Take the following example system of two differential equations:

1. Set the differential equations to zero:

2. Find the fixed points of the system of differential equations:

There is a fixed point at x=y=0. By observation, we can see that there are fixed points at x=0, y=2, and x=3, y=0. Finally, by solving this system of equation, we see that there is also a fixed point at x=1 and y=1.

3. Evaluate the Jacobian matrix of the system at these fixed points:

If we label the top function f1 and the bottom f2, the Jacobian matrix of the system will be of the form:

When we evaluate the Jacobian matrix for our example system of equations, we get:

4. Using the Jacobian matrix, find the corresponding eigenvalues:

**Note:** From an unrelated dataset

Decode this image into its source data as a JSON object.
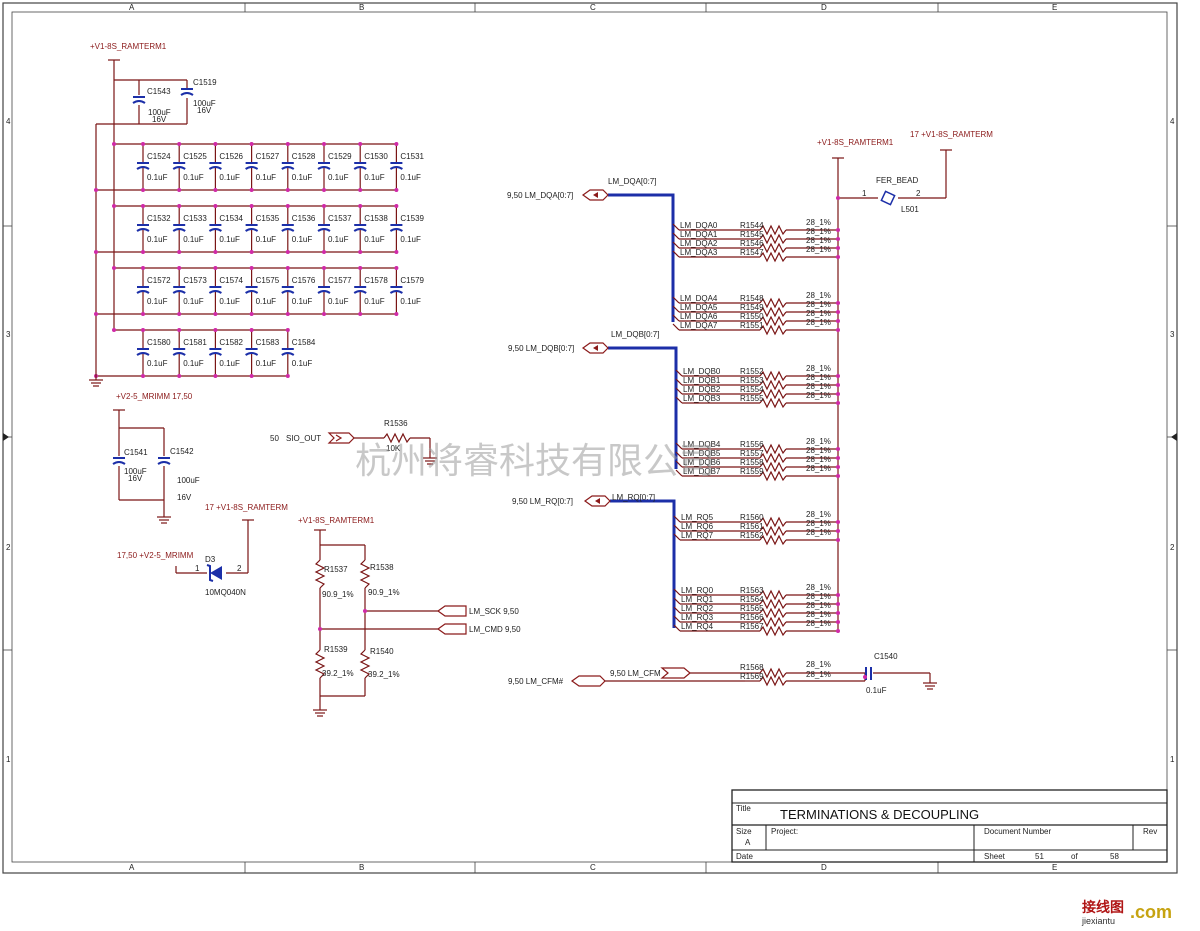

Definition: An eigenvalue is a value λ such that Aλ=λx, where x is said to be an eigenvector of A. In order to solve for λ, solve the following equation:

where det is the determinant of the matrix and I is the identity matrix. This is known as the the characteristic equation of a matrix.

In the case of our example system, the eigenvalues are:

5. Take the signs of these eigenvalues in order to analyse stability:

The eigenvalues of a system give important information about the stability of the system. The stability of each of the fixed points can be analysed based on the following criteria:

Positive real and complex parts : Unstable
Negative real and complex parts : Stable
Positive real part : Unstable spiral (spiraling out)
Negative real part : Stable spiral (spiraling inwards)

So, for our example system, it can be deduced that the stability at the fixed points is as follows:

One positive and one negative eigenvalue at (0,0) means that (0,0) is a saddle node
Two negative eigenvalues at (0,2) means that (0,2) is a stable node
Two negative eigenvalues at (3,0) means that (3,0) is a stable node
One positive and one negative eigevalue at (1,1) means that (1,1) is a saddle node

The simulations involved

Figure 2. This is a bifurcation diagram that we generated using Maple. It ranges over the parameter space of P1 and C (protein 1, or GFP, and a dimensionsless group of parameters) and plots the fixed points of hte sysem at those values.

Where there are three fixed points for a given value of C, the system will exhibit bistability. We also know that the further apart the two outer 'prongs' that mre stable the two definitive states will be, howeve thsi makes it more difficult to switch between states.